The test predicts the likelihood of developing bone metastasis and identifies breast cancer patients that would benefit from adjuvant clodronate, thus greatly improving their survival.
Developed by Inbiomotion, a spin-off from IRB Barcelona and ICREA, the test has been successfully assayed in two clinical trials, involving a total of 6,500 patients.
The use of the MAF Test® as a selection criterion for clodronate treatment could save the lives of some 15,000 women a year in Europe and the US.
Approximately 1 in 8 women will develop breast cancer, and in 15% of these patients, it will spread to the bone. Although breast cancer has a high survival rate, of around 85%, the prognosis worsens considerably in patients with metastasis.
Inbiomotion, the spin-off from IRB Barcelona and ICREA founded by Dr. Roger Gomis, has developed a test that predicts the likelihood of a breast cancer patient developing bone metastasis and, at the same time, determines whether this person would benefit from adjuvant treatment with clodronate.
According to the results of the two clinical trials, patients with MAF-negative tumours (around 80% of the total number) who were treated with clodronate had a 30% improvement in disease-free survival and a 41% lower risk of death than untreated individuals. In contrast, patients with MAF-positive tumours did not have any benefit from clodronate treatment. Belonging to the biphosphonate class of drugs, clodronate is commonly used to treat osteoporosis. Its use in humans has been widely studied and it is safe and shows minimal toxicity.
The results of the second clinical trial have recently been published in the Journal of National Cancer Institute, Cancer Spectrum. "This clinical trial confirms our previous results and the use of the MAF Test® as a unique tool for the personalised treatment of early-stage breast cancer,” says Dr. Joël Jean-Mairet, Executive Chairman of the Board of Inbiomotion. “More than 700,000 people are diagnosed with early-stage breast cancer in Europe and the US every year, and improving their treatment options through personalised medicine is an important goal," he adds.
The MAF gene and its role in breast cancer
The MAF gene acts like an orchestra conductor, activating and blocking a large number of genes, and it plays a key role in breast cancer metastasis, particularly in the spread to the bone.
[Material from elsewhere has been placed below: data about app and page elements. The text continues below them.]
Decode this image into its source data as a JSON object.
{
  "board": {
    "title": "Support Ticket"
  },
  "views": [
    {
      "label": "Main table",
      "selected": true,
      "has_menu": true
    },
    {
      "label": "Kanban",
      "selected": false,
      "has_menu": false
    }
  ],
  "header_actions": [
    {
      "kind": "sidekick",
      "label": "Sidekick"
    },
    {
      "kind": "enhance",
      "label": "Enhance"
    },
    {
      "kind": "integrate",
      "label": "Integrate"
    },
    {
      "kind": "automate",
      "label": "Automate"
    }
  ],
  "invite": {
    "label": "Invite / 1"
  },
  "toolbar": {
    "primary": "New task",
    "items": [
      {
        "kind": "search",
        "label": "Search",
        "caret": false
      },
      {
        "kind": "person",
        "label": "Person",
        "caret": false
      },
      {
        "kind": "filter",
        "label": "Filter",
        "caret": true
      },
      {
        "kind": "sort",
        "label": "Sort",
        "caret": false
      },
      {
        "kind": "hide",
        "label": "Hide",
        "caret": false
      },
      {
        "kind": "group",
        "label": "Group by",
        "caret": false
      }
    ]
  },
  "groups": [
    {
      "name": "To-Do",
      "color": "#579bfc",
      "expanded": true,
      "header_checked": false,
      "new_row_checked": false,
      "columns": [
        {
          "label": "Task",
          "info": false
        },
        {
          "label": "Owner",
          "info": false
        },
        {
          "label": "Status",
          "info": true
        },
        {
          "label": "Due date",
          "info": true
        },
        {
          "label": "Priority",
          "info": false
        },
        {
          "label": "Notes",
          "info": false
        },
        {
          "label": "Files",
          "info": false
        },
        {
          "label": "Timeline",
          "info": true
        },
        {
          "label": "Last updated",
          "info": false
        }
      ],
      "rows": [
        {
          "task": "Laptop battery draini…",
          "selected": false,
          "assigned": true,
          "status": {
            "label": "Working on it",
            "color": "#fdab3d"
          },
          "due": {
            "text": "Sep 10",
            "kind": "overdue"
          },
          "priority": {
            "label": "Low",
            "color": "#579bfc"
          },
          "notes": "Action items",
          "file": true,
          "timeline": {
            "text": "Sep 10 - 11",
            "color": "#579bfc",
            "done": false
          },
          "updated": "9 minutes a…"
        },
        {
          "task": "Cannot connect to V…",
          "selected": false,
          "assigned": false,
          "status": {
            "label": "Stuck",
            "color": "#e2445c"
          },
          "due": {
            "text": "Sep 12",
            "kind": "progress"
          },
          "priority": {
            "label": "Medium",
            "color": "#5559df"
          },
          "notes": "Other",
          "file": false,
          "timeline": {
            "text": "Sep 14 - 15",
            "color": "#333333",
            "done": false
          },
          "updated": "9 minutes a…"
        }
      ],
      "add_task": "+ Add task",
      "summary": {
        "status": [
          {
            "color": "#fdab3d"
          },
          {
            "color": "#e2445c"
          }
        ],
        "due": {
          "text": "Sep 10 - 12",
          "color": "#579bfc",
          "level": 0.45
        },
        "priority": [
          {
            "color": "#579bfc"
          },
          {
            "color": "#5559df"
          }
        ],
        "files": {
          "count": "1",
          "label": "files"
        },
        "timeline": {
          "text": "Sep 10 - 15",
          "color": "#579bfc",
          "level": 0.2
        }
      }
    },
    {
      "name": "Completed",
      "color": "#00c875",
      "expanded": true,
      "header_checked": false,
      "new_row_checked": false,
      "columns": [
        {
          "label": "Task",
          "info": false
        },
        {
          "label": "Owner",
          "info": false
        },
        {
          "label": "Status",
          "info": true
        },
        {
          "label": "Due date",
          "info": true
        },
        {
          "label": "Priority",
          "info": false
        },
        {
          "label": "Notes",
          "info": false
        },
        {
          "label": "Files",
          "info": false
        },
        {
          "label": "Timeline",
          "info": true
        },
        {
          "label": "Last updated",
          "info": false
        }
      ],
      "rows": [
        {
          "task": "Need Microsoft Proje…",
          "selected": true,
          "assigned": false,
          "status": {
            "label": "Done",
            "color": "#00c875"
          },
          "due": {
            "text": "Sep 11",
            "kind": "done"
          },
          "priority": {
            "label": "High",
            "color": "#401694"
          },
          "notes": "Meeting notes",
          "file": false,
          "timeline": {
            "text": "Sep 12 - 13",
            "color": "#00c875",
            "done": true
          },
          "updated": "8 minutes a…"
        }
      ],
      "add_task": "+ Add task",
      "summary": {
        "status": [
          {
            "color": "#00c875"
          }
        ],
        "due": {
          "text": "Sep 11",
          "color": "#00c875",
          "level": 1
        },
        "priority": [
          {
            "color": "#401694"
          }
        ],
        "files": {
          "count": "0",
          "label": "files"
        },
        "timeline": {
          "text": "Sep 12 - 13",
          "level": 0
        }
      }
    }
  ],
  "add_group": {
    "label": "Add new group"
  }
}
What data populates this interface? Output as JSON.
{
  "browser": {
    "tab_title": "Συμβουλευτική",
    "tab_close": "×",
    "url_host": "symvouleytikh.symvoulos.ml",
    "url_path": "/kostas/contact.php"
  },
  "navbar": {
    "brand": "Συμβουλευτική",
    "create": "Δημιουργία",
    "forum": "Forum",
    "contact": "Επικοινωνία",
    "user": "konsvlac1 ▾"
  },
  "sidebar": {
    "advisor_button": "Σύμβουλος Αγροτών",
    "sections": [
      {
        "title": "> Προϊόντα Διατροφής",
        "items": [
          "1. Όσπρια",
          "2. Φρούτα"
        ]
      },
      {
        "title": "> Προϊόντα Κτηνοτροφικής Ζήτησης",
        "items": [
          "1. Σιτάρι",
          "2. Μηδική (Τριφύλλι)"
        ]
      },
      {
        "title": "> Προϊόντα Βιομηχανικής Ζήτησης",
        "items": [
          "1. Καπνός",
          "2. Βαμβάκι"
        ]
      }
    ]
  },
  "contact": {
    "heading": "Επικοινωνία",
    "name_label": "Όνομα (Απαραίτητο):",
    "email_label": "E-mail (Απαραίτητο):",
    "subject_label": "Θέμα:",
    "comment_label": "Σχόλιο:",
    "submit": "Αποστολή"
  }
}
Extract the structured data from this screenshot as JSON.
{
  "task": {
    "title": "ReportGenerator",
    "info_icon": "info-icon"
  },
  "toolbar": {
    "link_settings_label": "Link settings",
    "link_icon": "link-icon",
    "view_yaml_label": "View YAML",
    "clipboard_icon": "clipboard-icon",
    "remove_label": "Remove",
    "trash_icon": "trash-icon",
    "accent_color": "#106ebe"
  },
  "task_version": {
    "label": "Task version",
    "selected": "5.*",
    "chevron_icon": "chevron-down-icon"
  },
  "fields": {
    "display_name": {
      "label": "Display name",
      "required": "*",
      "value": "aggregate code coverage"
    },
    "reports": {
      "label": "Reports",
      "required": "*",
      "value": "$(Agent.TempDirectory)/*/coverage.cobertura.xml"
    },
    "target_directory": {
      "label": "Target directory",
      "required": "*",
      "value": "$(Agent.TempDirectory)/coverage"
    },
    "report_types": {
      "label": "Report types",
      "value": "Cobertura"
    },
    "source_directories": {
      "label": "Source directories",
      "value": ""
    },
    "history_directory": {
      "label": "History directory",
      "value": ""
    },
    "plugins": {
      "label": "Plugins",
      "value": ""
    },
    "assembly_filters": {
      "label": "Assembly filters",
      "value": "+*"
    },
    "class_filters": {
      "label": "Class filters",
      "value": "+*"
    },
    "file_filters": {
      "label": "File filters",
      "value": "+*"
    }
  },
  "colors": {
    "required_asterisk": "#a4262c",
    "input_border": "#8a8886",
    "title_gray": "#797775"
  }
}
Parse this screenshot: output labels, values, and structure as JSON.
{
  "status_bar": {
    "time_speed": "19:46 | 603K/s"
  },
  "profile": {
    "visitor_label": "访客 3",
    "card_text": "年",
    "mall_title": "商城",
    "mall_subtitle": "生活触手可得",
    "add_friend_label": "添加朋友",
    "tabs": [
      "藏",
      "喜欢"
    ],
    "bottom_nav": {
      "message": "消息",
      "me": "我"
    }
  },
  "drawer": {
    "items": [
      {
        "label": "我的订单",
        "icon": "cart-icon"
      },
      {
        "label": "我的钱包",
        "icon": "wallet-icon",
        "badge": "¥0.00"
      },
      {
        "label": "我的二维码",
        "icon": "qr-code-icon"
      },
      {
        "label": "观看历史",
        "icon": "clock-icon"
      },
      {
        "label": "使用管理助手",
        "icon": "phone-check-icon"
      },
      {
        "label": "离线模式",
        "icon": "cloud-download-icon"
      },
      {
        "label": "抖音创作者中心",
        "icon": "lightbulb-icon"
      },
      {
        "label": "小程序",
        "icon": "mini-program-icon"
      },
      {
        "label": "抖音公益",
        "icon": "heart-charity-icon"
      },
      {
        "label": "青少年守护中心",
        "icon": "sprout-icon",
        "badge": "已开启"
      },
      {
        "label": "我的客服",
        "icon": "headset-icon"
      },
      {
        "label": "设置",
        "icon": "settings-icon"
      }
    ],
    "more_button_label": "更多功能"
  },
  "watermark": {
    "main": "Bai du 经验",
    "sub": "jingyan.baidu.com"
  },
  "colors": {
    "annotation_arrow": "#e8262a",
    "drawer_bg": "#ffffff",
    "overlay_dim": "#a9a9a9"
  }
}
It regulates processes such as cell survival, the initiation of metastasis, metabolic rewiring, and also adhesion to cells from the bone marrow, and the formation of osteoclasts, a cell type responsible for remodelling bone.
“It has been some time since we identified MAF as a key target for breast cancer metastasis in the lab. This study confirms that the combined use of chemotherapy and bone-modifying drugs has a crucial impact on the survival of MAF-negative patients and we are working to get the MAF test® adopted in clinical practise and for it to be commonly used in hospitals and medical centres,” says Dr. Gomis, ICREA researcher and head of the Growth Control and Cancer Metastasis lab at IRB Barcelona.
Inbiomotion SL is a spin-off from IRB Barcelona and ICREA. It was founded in 2011 by Dr. Roger Gomis, after identifying the MAF gene as a biomarker for breast cancer metastasis to bone, with the aim to develop the MAF test® to boost personalised medicine and improve the treatment of patients with breast cancer. Alta Life Sciences, Ysios Capital, Caixa Capital Risc, la Fundació Vila Casas and other small investors have backed Inbiomotion.
The results of the first trial with well-annotated archived simples from the AZURE trial and the later confirmation in the NSABP-B34 trial indicate the potential use of MAF test® as a diagnostic tool for personalised medicine. The company has more than 190 patents and patent applications covering the patented diagnostic MAF Test® and its use in the adjuvant biphosphate treatment of patients with early-stage breast cancer.
MAF Amplification and Adjuvant Clodronate Outcomes in Early-Stage Breast Cancer in NSABP B-34 and Potential Impact on Clinical Practice
Alexander H G Paterson, Peter C Lucas, Stewart J Anderson, Eleftherios P Mamounas, Adam Brufsky, Luis Baez-Diaz, Karen M King, Thomas Lad, André Robidoux, Melanie Finnigan, Miguel Sampayo, Juan Carlos Tercero, Joël Jean Mairet, Antonio C Wolff, Louis Fehrenbacher, Norman Wolmark & Roger R Gomis
JNCI Cancer Spectrum (2021) DOI: 10.1093/jncics/pkab054
About IRB Barcelona
The Institute for Research in Biomedicine (IRB Barcelona) pursues a society free of disease. To this end, it conducts multidisciplinary research of excellence to offer pioneering solutions to unresolved medical needs in cancer and other diseases related to ageing. It establishes technology transfer agreements with the pharmaceutical industry and major hospitals to bring research results closer to society and organises a range of science outreach activities to engage the public in an open dialogue. IRB Barcelona is an international centre that hosts 400 employees and more than 30 nationalities. Recognised as a Severo Ochoa Centre of Excellence since 2011, IRB Barcelona is a CERCA centre and member of the Barcelona Institute of Science and Technology (BIST).